The white supremacist disregard for the sanctity of law has been on the increase during the Trump presidency and the contrast with how Washington dealt with peaceful protests by African-Americans in recent months is illustrative of the deep racial fissures that still fester in US society.(AP)

January 6: A black day for US democracy

By C Uday Bhaskar
UPDATED ON JAN 07, 2021 07:41 PM IST
The erosion of democracy in the US, led by a defeated president, emboldened by his white supremacist base, will have both domestic and geopolitical consequences
Close
The shutdown of courts across India provided an opportunity to adapt to digital modes of working(Sonu Mehta/HT PHOTO)
The shutdown of courts across India provided an opportunity to adapt to digital modes of working(Sonu Mehta/HT PHOTO)

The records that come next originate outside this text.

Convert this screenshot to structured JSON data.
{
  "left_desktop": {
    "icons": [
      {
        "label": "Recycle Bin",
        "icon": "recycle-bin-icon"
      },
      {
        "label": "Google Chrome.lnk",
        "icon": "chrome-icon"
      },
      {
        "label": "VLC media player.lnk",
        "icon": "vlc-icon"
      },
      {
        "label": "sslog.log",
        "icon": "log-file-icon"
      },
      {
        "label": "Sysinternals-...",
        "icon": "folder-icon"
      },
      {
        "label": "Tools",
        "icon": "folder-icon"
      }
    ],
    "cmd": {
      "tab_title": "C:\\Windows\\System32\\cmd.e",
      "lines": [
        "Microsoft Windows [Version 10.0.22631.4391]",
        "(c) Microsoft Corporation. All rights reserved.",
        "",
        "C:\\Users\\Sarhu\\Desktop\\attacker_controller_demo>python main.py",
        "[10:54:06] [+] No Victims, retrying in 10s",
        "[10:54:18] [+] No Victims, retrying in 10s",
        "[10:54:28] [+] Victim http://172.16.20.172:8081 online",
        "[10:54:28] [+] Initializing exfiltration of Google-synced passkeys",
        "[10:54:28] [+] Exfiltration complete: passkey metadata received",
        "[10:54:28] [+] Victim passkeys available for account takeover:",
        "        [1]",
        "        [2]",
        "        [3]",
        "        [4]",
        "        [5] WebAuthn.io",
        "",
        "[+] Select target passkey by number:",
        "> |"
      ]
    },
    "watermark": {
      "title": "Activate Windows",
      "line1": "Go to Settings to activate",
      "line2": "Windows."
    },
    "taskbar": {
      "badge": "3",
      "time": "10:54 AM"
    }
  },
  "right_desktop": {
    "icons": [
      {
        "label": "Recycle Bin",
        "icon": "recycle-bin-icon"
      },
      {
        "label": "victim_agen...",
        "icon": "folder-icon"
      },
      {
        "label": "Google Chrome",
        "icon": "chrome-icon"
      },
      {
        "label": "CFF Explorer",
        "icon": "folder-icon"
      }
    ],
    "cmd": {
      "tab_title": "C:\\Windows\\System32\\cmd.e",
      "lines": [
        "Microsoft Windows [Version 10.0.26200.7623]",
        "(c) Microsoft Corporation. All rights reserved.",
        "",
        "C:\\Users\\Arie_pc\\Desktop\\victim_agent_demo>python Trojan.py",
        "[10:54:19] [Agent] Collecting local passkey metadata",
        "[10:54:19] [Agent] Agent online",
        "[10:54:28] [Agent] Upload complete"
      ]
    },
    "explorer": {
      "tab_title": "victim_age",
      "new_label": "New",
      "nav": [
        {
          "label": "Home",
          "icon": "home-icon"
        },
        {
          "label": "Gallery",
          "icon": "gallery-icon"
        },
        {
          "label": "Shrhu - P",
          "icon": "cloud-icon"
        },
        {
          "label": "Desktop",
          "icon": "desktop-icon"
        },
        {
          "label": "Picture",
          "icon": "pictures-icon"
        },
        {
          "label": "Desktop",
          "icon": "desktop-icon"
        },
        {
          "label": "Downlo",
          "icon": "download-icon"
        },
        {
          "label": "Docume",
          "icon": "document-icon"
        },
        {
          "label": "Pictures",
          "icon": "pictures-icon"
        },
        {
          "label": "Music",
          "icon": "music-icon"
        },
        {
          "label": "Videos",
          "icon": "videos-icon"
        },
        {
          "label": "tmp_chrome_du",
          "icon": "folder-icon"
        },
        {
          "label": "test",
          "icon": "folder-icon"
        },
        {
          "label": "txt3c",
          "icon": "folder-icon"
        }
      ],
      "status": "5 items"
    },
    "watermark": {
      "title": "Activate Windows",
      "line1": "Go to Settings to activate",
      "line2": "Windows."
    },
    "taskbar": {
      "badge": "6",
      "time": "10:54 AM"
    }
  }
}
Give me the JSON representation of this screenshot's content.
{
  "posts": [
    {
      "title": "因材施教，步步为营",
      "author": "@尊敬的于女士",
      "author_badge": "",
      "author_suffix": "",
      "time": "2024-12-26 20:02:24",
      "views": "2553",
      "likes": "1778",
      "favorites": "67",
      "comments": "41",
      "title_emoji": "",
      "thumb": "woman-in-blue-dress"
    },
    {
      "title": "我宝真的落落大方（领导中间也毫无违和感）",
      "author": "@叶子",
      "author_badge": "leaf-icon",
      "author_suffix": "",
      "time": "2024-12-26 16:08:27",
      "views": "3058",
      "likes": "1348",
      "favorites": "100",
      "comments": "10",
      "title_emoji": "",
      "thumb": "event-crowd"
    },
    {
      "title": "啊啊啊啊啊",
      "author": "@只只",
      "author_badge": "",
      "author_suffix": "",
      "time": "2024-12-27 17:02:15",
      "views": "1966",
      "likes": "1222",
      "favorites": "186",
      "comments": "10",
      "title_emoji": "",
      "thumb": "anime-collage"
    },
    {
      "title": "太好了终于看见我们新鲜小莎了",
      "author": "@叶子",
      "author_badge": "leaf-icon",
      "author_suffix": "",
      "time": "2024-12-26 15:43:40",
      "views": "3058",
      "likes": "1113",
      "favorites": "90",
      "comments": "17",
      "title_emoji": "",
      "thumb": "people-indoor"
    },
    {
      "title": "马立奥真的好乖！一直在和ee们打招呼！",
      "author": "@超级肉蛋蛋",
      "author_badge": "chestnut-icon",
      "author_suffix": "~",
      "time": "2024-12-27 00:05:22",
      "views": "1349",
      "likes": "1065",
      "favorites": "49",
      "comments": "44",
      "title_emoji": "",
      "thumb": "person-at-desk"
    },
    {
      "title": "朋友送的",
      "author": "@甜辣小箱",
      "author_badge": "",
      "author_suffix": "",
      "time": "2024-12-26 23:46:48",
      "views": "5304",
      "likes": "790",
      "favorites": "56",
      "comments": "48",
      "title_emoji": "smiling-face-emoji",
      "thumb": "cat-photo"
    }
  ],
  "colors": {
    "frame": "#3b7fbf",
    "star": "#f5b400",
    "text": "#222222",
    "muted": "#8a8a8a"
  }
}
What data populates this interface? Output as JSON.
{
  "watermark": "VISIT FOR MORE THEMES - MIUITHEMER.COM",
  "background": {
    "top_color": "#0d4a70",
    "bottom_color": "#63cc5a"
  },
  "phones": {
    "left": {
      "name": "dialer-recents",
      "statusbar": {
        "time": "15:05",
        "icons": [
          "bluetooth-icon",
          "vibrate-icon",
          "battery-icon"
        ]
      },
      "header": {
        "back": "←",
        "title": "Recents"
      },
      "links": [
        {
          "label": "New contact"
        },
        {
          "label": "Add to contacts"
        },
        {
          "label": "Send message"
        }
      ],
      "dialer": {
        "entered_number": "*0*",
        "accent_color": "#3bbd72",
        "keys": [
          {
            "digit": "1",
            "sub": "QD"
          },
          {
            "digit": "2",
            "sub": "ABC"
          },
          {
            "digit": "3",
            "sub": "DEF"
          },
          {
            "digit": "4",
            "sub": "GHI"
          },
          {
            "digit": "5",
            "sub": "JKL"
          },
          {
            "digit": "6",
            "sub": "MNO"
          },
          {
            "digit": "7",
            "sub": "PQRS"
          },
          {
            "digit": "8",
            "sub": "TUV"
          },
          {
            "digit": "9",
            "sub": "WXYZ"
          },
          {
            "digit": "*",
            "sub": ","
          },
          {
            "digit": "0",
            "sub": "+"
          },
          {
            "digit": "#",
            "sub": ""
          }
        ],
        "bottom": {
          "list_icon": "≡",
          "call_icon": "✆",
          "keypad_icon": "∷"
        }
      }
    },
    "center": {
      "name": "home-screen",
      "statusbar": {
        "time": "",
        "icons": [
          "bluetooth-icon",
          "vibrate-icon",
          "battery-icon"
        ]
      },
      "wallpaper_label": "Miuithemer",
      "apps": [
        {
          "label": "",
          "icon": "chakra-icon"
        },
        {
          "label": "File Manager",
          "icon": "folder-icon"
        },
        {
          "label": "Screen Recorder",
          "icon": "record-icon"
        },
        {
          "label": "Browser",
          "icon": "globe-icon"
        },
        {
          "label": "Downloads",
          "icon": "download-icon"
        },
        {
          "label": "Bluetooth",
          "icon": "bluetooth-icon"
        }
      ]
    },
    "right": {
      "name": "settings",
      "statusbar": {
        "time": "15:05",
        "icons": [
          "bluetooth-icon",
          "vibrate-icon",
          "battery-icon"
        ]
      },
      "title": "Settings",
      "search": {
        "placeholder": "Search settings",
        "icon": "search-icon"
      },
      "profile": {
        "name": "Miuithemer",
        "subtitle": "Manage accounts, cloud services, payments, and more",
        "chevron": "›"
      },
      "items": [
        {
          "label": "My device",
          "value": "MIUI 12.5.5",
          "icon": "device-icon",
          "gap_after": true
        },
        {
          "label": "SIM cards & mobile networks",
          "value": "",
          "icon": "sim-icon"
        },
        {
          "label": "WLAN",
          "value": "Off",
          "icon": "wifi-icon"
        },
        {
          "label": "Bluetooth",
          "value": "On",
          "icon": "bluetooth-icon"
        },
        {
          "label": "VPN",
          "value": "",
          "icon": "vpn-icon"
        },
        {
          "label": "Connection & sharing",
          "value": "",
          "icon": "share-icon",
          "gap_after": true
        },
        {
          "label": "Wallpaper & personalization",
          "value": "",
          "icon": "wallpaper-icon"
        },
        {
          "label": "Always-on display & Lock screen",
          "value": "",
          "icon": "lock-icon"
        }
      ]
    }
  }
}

Ensure access to justice in a post-Covid world

By Leah Verghese
UPDATED ON JAN 07, 2021 07:20 AM IST
Any move towards the online functioning of courts must account for the digital divide in India
Close
Great cities and societies are not those that unquestioningly preserve everything from the past. They evolve and add new things while retaining the best from the past
Great cities and societies are not those that unquestioningly preserve everything from the past. They evolve and add new things while retaining the best from the past

The new architecture of a new India

PUBLISHED ON JAN 06, 2021 08:23 PM IST
India needs iconic buildings for functional reasons, to reflect new aspirations, and move past the colonial legacy
Close
The tribunal reasoned that India’s decision to retroactively apply the law, without a specific justification, created a new tax burden on a transaction that was not taxable at the time it was carried out, ie. in 2006(Shutterstock)
The tribunal reasoned that India’s decision to retroactively apply the law, without a specific justification, created a new tax burden on a transaction that was not taxable at the time it was carried out, ie. in 2006(Shutterstock)

India’s retrospective taxation blunder is still extracting heavy costs

By Prabhash Ranjan
UPDATED ON JAN 07, 2021 07:20 AM IST
In endeavouring to extract revenue through retroactive taxation that damages investor sentiment in the long run, India is being penny-wise and pound-foolish
Close
It should be clear that the UP Prohibition of Unlawful Conversion of Religion law infantilises Indian citizens, reduces them to the level of subjects, and authorises State intrusion into the most personal of domains, that of individual conscience.(AFP)
It should be clear that the UP Prohibition of Unlawful Conversion of Religion law infantilises Indian citizens, reduces them to the level of subjects, and authorises State intrusion into the most personal of domains, that of individual conscience.(AFP)

Eliminate State and social interference in matters of conscience

By Gautam Bhatia
PUBLISHED ON JAN 05, 2021 06:52 PM IST
The UP conversion law is unconstitutional. But the debate does not end with this one law, as it also replicates many existing provisions from other laws, which have been left standing for too long. India cannot call itself a constitutional democracy until social interference in matters of conscience is eliminated from its laws, once and for all.
Close
Farmers during their protest against the new farm laws, New Delhi, January 3, 2021(PTI)
Farmers during their protest against the new farm laws, New Delhi, January 3, 2021(PTI)

Understanding the rationale of farm protests

By Vijay Inder Singla and Aadil Singh Boparai
UPDATED ON JAN 06, 2021 06:13 AM IST
We need an empathetic government with a moral compass to urgently find a solution to the satisfaction of the farmers. Engaging in dilatory tactics and subterfuge will further exacerbate the growing trust deficit between the farming community and the Centre.
Close
SHARE
Story Saved
OPEN APP